> _WORK REQUIRED_
Repeat the data word for word and skip the pictures.
[DATA SUPPLIED — start]
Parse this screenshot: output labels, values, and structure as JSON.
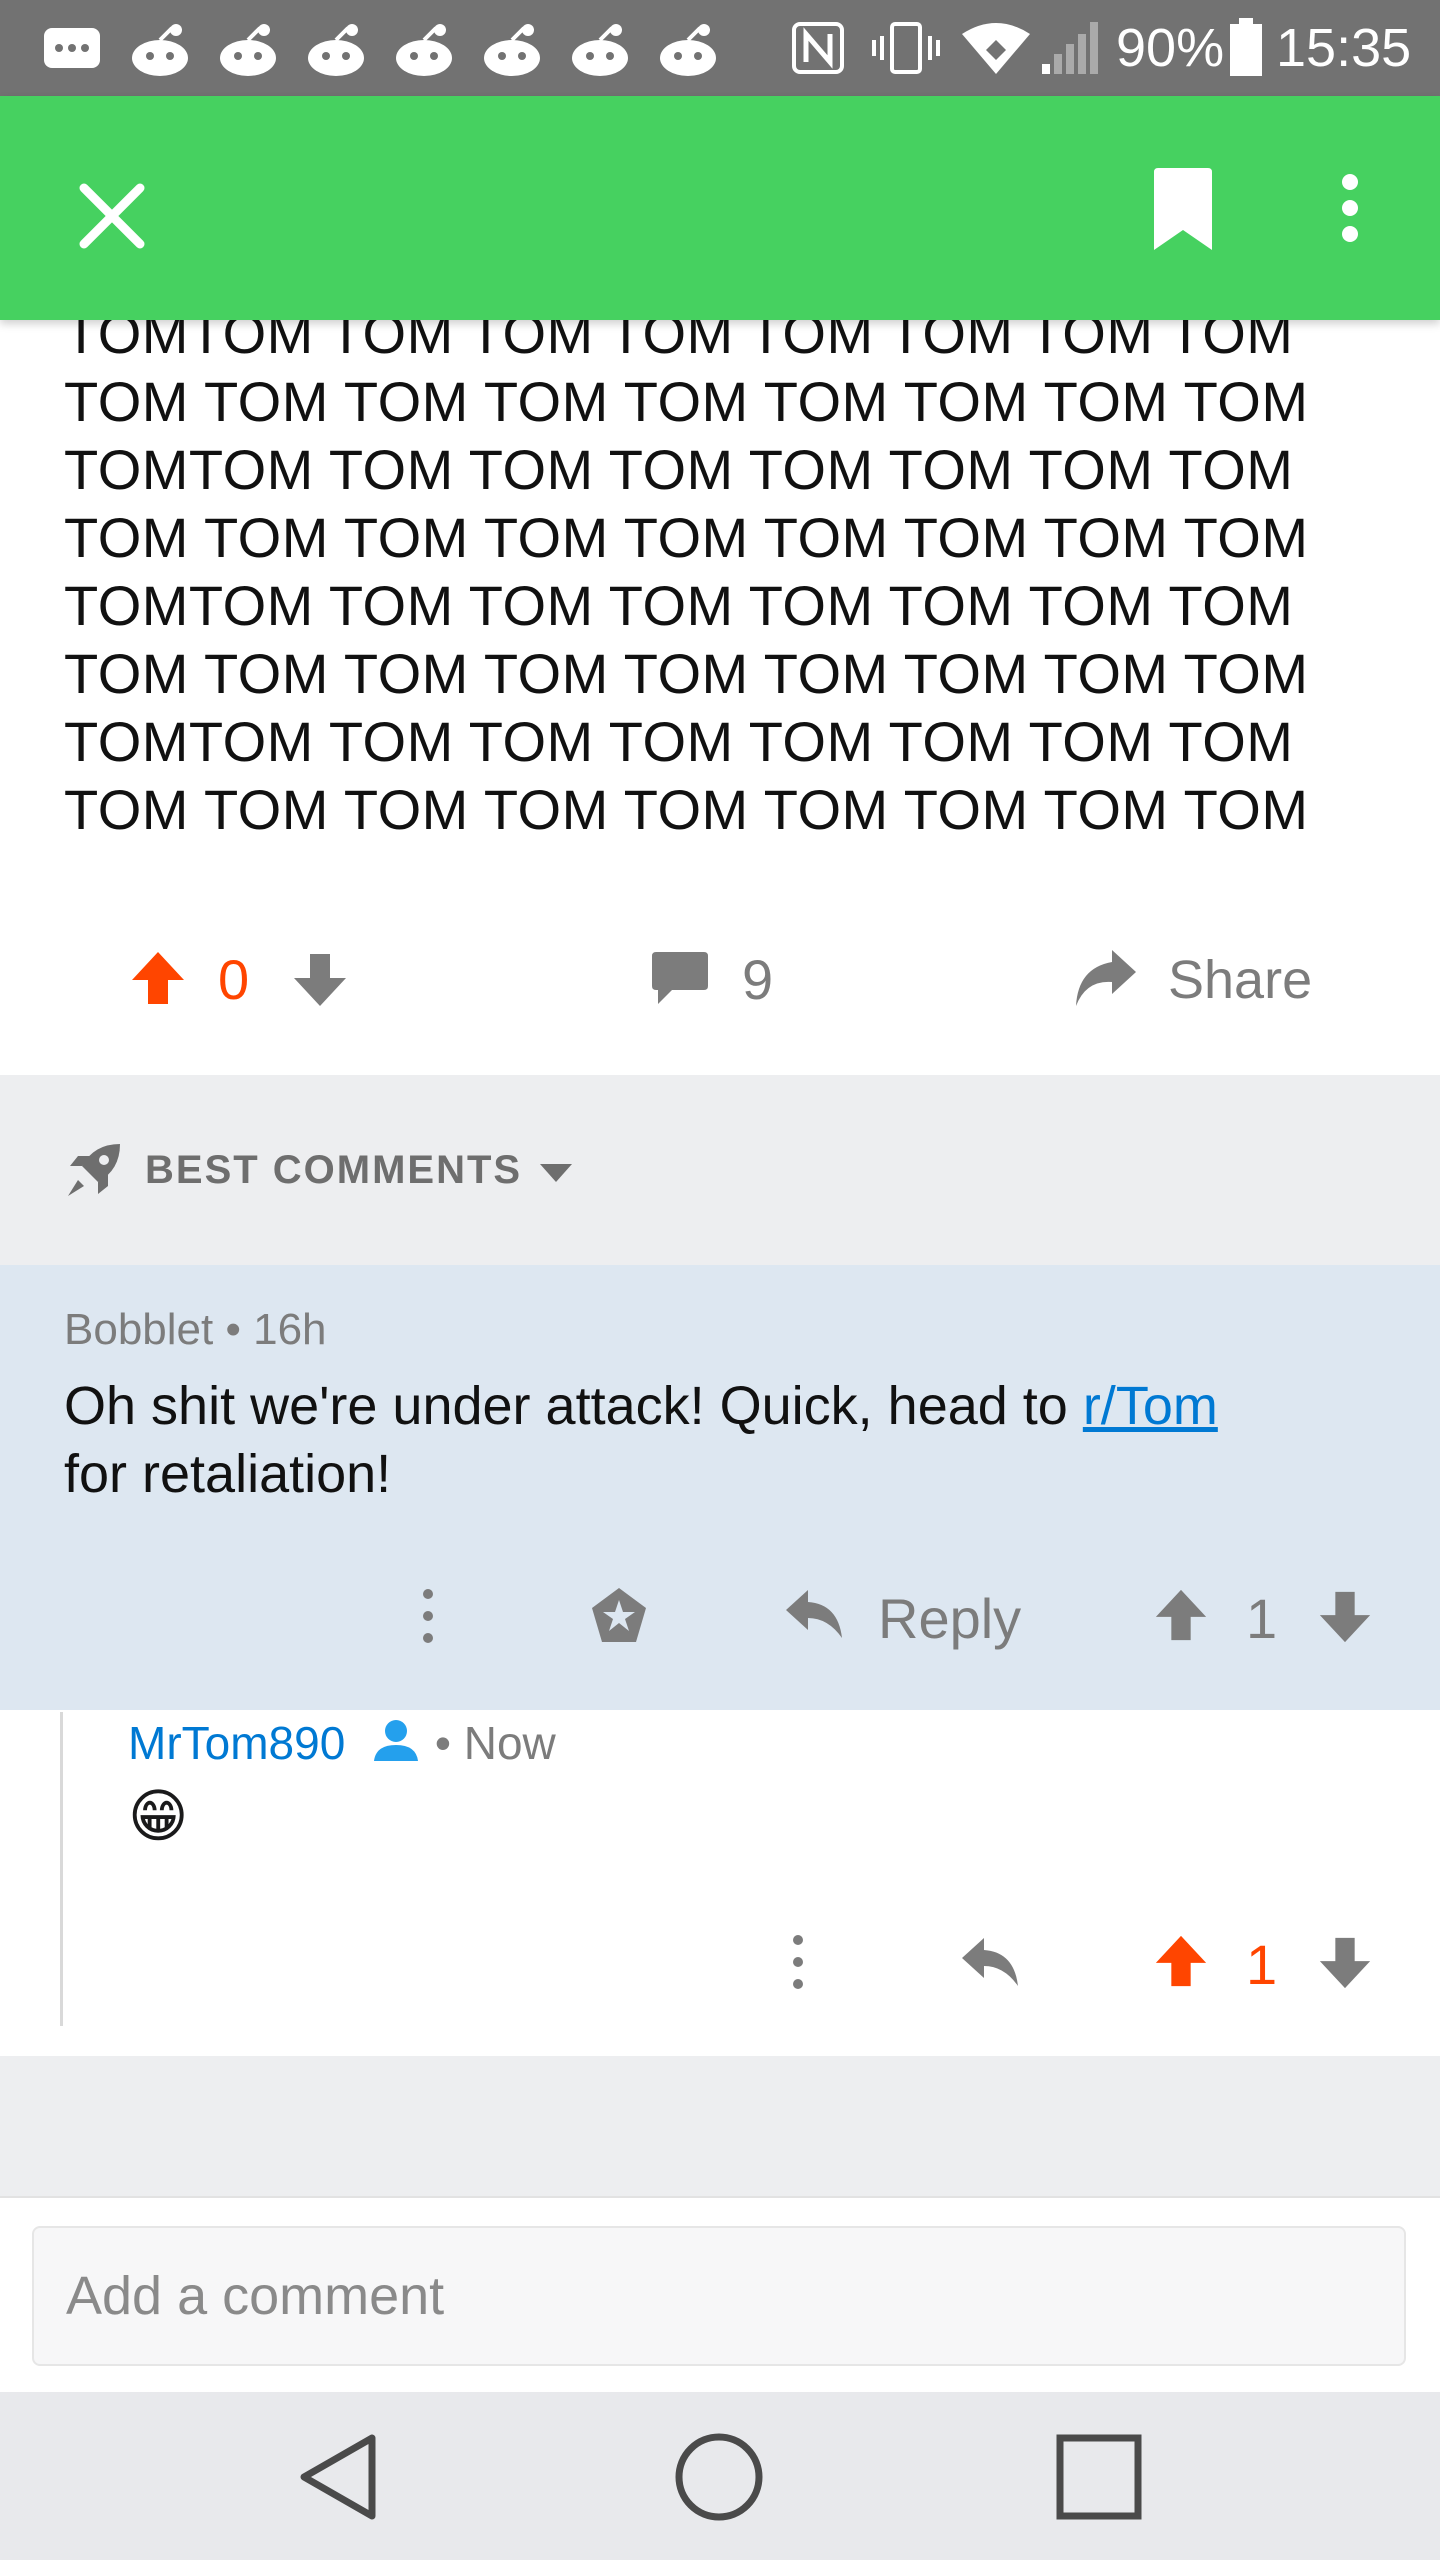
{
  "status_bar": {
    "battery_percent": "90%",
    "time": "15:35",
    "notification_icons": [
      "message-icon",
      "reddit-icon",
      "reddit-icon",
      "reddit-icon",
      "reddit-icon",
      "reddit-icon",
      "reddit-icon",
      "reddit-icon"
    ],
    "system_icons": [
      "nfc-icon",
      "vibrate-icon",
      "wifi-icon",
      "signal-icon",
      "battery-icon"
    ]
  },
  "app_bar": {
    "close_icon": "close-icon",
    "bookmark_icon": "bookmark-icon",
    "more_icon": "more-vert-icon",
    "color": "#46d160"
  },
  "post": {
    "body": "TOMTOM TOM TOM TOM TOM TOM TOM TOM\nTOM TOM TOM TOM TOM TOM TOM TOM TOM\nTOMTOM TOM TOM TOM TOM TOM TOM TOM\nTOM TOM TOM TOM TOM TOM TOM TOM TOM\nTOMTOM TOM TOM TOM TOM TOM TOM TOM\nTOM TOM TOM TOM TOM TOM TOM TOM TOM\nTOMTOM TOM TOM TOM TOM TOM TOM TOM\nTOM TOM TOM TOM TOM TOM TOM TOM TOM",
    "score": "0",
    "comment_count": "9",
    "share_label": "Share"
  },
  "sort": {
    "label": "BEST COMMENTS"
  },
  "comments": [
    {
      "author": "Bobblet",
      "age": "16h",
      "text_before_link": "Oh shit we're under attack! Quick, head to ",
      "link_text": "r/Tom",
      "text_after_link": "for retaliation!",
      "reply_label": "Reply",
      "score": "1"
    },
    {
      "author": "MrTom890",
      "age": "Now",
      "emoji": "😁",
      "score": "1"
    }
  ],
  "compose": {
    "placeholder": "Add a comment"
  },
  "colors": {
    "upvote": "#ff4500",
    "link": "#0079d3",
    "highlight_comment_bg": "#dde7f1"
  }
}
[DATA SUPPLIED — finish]
> _EXPECTED ANSWER_
Parse this screenshot: output labels, values, and structure as JSON.
{
  "status_bar": {
    "battery_percent": "90%",
    "time": "15:35",
    "notification_icons": [
      "message-icon",
      "reddit-icon",
      "reddit-icon",
      "reddit-icon",
      "reddit-icon",
      "reddit-icon",
      "reddit-icon",
      "reddit-icon"
    ],
    "system_icons": [
      "nfc-icon",
      "vibrate-icon",
      "wifi-icon",
      "signal-icon",
      "battery-icon"
    ]
  },
  "app_bar": {
    "close_icon": "close-icon",
    "bookmark_icon": "bookmark-icon",
    "more_icon": "more-vert-icon",
    "color": "#46d160"
  },
  "post": {
    "body": "TOMTOM TOM TOM TOM TOM TOM TOM TOM\nTOM TOM TOM TOM TOM TOM TOM TOM TOM\nTOMTOM TOM TOM TOM TOM TOM TOM TOM\nTOM TOM TOM TOM TOM TOM TOM TOM TOM\nTOMTOM TOM TOM TOM TOM TOM TOM TOM\nTOM TOM TOM TOM TOM TOM TOM TOM TOM\nTOMTOM TOM TOM TOM TOM TOM TOM TOM\nTOM TOM TOM TOM TOM TOM TOM TOM TOM",
    "score": "0",
    "comment_count": "9",
    "share_label": "Share"
  },
  "sort": {
    "label": "BEST COMMENTS"
  },
  "comments": [
    {
      "author": "Bobblet",
      "age": "16h",
      "text_before_link": "Oh shit we're under attack! Quick, head to ",
      "link_text": "r/Tom",
      "text_after_link": "for retaliation!",
      "reply_label": "Reply",
      "score": "1"
    },
    {
      "author": "MrTom890",
      "age": "Now",
      "emoji": "😁",
      "score": "1"
    }
  ],
  "compose": {
    "placeholder": "Add a comment"
  },
  "colors": {
    "upvote": "#ff4500",
    "link": "#0079d3",
    "highlight_comment_bg": "#dde7f1"
  }
}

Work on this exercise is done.